It was sudden. Two weeks before his death the doctor had shook his hand and said “Congrats Mike, You did it! You beat cancer and are cancer free! You have your whole life in front of you.”
Dad had been undergoing treatment for colon cancer the previous two years. He went through surgery, chemo, etc… because he wanted more time.
He beat cancer. He was promised more time…
Some of my most treasured life lessons are those I’ve learned from Dad while he was alive and since he passed.
Here they are:
1. Do what is most important now while you have time.
After Dad died, Mom sent me a backpack he had bought. Inside this backpack was a list Dad had put together for his “dream camping trip.” A trip he never got to take because there was always something else that got in the way or was made more of a priority.
2. Never assume you have tomorrow.
Dad was promised more time. He thought he had 20 – 30 + more years. He got two weeks.
How differently would you live today if you did not know for certain you are going to get tomorrow? Would you forgive those who you have not forgiven? Would you say I love you more? Would you hold those you love close? Would you face your fear? Would you cease making excuses and commit to going after exactly what you want?
3. Be Grateful.
If you focus on lack you will get more of what is lacking. If you shift your focus to all that you have and express gratitude for it (the air in your lungs, your ability to see the words on this page, the kindness of a stranger, ears to hear a baby cry,) you will realize all that you truly have.
4. You never have to look far to see someone else who has it worse than you.
I’ll always remember Dad telling me this on the phone. He had just met with his doctor and was weighing options about whether he should do chemo or roll the dice that they got all the cancer in surgery. The doctor said he had about a 60% chance he was in the clear and chemo would bump his odds up to 80%. Dad did not want to do chemo and was dreading being sick. In the room next to him there was someone who opted not to have chemo and were given weeks to live with no cure.

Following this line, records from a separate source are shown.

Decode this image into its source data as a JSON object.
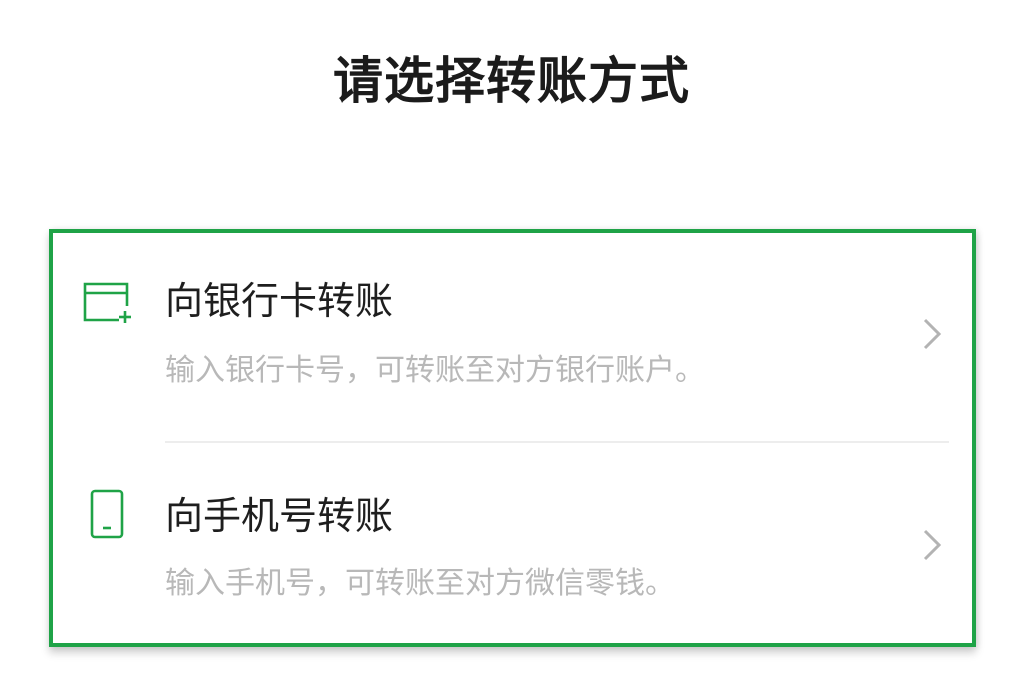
{
  "page": {
    "title": "请选择转账方式"
  },
  "options": [
    {
      "icon": "bank-card-add-icon",
      "title": "向银行卡转账",
      "description": "输入银行卡号，可转账至对方银行账户。"
    },
    {
      "icon": "mobile-phone-icon",
      "title": "向手机号转账",
      "description": "输入手机号，可转账至对方微信零钱。"
    }
  ],
  "colors": {
    "accent": "#1fa347",
    "title_text": "#1b1b1b",
    "secondary_text": "#b8b8b8",
    "chevron": "#b3b3b3",
    "divider": "#ededed"
  }
}
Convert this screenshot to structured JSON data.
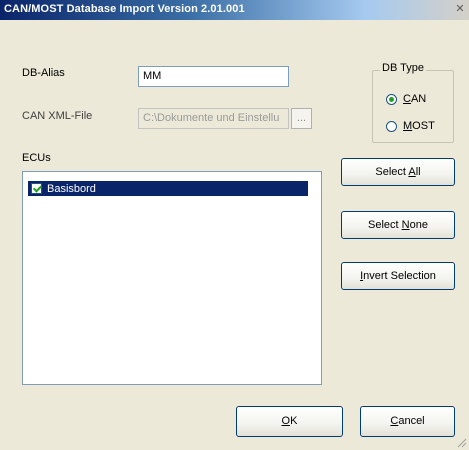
{
  "window": {
    "title": "CAN/MOST Database Import Version 2.01.001",
    "close_glyph": "✕"
  },
  "db_alias": {
    "label": "DB-Alias",
    "value": "MM"
  },
  "can_xml_file": {
    "label": "CAN XML-File",
    "value": "C:\\Dokumente und Einstellu",
    "browse_label": "..."
  },
  "db_type": {
    "legend": "DB Type",
    "options": [
      {
        "label_underlined": "C",
        "label_rest": "AN",
        "checked": true
      },
      {
        "label_underlined": "M",
        "label_rest": "OST",
        "checked": false
      }
    ]
  },
  "ecus": {
    "label": "ECUs",
    "items": [
      {
        "label": "Basisbord",
        "checked": true,
        "selected": true
      }
    ]
  },
  "buttons": {
    "select_all": {
      "pre": "Select ",
      "ul": "A",
      "post": "ll"
    },
    "select_none": {
      "pre": "Select ",
      "ul": "N",
      "post": "one"
    },
    "invert_selection": {
      "pre": "",
      "ul": "I",
      "post": "nvert Selection"
    },
    "ok": {
      "pre": "",
      "ul": "O",
      "post": "K"
    },
    "cancel": {
      "pre": "",
      "ul": "C",
      "post": "ancel"
    }
  },
  "colors": {
    "title_bar_start": "#0a246a",
    "selection": "#0a246a",
    "dialog_background": "#ece9d8",
    "radio_dot": "#21a121",
    "check_mark": "#21a121"
  }
}
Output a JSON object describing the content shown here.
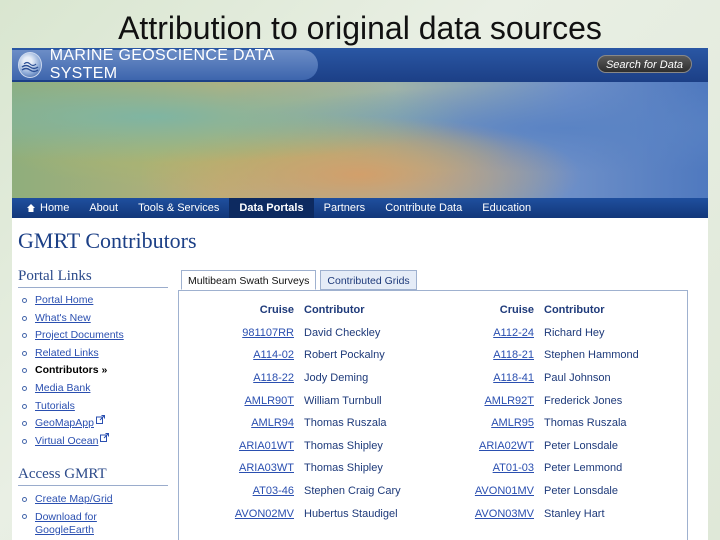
{
  "slide": {
    "title": "Attribution to original data sources"
  },
  "header": {
    "logo_text": "MARINE GEOSCIENCE DATA SYSTEM",
    "search_label": "Search for Data"
  },
  "nav": {
    "items": [
      {
        "label": "Home"
      },
      {
        "label": "About"
      },
      {
        "label": "Tools & Services"
      },
      {
        "label": "Data Portals",
        "active": true
      },
      {
        "label": "Partners"
      },
      {
        "label": "Contribute Data"
      },
      {
        "label": "Education"
      }
    ]
  },
  "page": {
    "title": "GMRT Contributors"
  },
  "portal_links": {
    "heading": "Portal Links",
    "items": [
      {
        "label": "Portal Home"
      },
      {
        "label": "What's New"
      },
      {
        "label": "Project Documents"
      },
      {
        "label": "Related Links"
      },
      {
        "label": "Contributors »",
        "current": true
      },
      {
        "label": "Media Bank"
      },
      {
        "label": "Tutorials"
      },
      {
        "label": "GeoMapApp",
        "external": true
      },
      {
        "label": "Virtual Ocean",
        "external": true
      }
    ]
  },
  "access": {
    "heading": "Access GMRT",
    "items": [
      {
        "label": "Create Map/Grid"
      },
      {
        "label": "Download for GoogleEarth"
      }
    ]
  },
  "tabs": [
    {
      "label": "Multibeam Swath Surveys",
      "active": true
    },
    {
      "label": "Contributed Grids"
    }
  ],
  "table": {
    "headers": {
      "cruise": "Cruise",
      "contributor": "Contributor"
    },
    "rows": [
      {
        "c1": "981107RR",
        "n1": "David Checkley",
        "c2": "A112-24",
        "n2": "Richard Hey"
      },
      {
        "c1": "A114-02",
        "n1": "Robert Pockalny",
        "c2": "A118-21",
        "n2": "Stephen Hammond"
      },
      {
        "c1": "A118-22",
        "n1": "Jody Deming",
        "c2": "A118-41",
        "n2": "Paul Johnson"
      },
      {
        "c1": "AMLR90T",
        "n1": "William Turnbull",
        "c2": "AMLR92T",
        "n2": "Frederick Jones"
      },
      {
        "c1": "AMLR94",
        "n1": "Thomas Ruszala",
        "c2": "AMLR95",
        "n2": "Thomas Ruszala"
      },
      {
        "c1": "ARIA01WT",
        "n1": "Thomas Shipley",
        "c2": "ARIA02WT",
        "n2": "Peter Lonsdale"
      },
      {
        "c1": "ARIA03WT",
        "n1": "Thomas Shipley",
        "c2": "AT01-03",
        "n2": "Peter Lemmond"
      },
      {
        "c1": "AT03-46",
        "n1": "Stephen Craig Cary",
        "c2": "AVON01MV",
        "n2": "Peter Lonsdale"
      },
      {
        "c1": "AVON02MV",
        "n1": "Hubertus Staudigel",
        "c2": "AVON03MV",
        "n2": "Stanley Hart"
      }
    ]
  }
}
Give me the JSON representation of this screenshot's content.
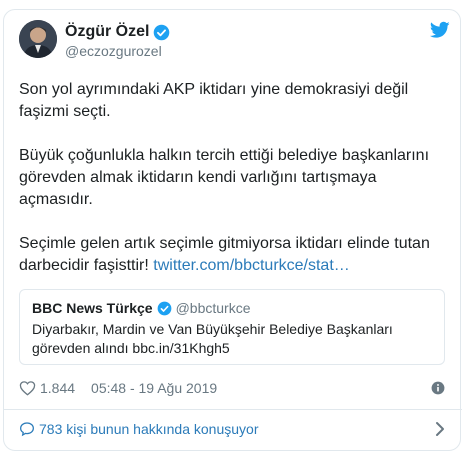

It put things in perspective for Dad.
I held onto resentment towards my Dad for a long time because he was not the Dad I thought he should be. The reality is, is that I was unwilling to see him as a human. A human who was doing the best he could with what he had in any given moment.
My unwillingness to forgive Dad for not meeting my expectations cost me a lot of time and opportunity with Dad. After he died, I had to work on forgiving myself.
6. In any given moment, people are doing the best they can with what they have.
Our expectations are often that people should respond/behave/act as we would like them too. Wouldn’t it be wonderful if our loved ones were psychic and knew exactly what we needed from them?! Unfortunately life does not work that way and neither do those we care about. If extend grace to others in life we can realize that they are doing the best they can in any given moment. Doing this allows for space to forgive to let go and to cease holding onto pain.
7. People do not know what they do not know.
My biggest regret in my life is I did get to know my Dad like I could have because I did not know that I was 100% responsible for 50% of the relationship and that I was viewing him through the eyes I had been taught to see him through vs my own.
Life is short. Time is precious. Love is beautiful.
To much time is lost when we hold onto our expectations of how things should have been vs celebrating the potential of how things can be.
Is there something you are holding onto?
I hope this has been helpful to you , and inspired you to think about some of the most important relationships in your life.
If you find yourself in a space where you want to make your relationships better and need some help, send me an email by clicking here and let me know “Jesse I want some help in improving my relationships,” and I’ll reach out you.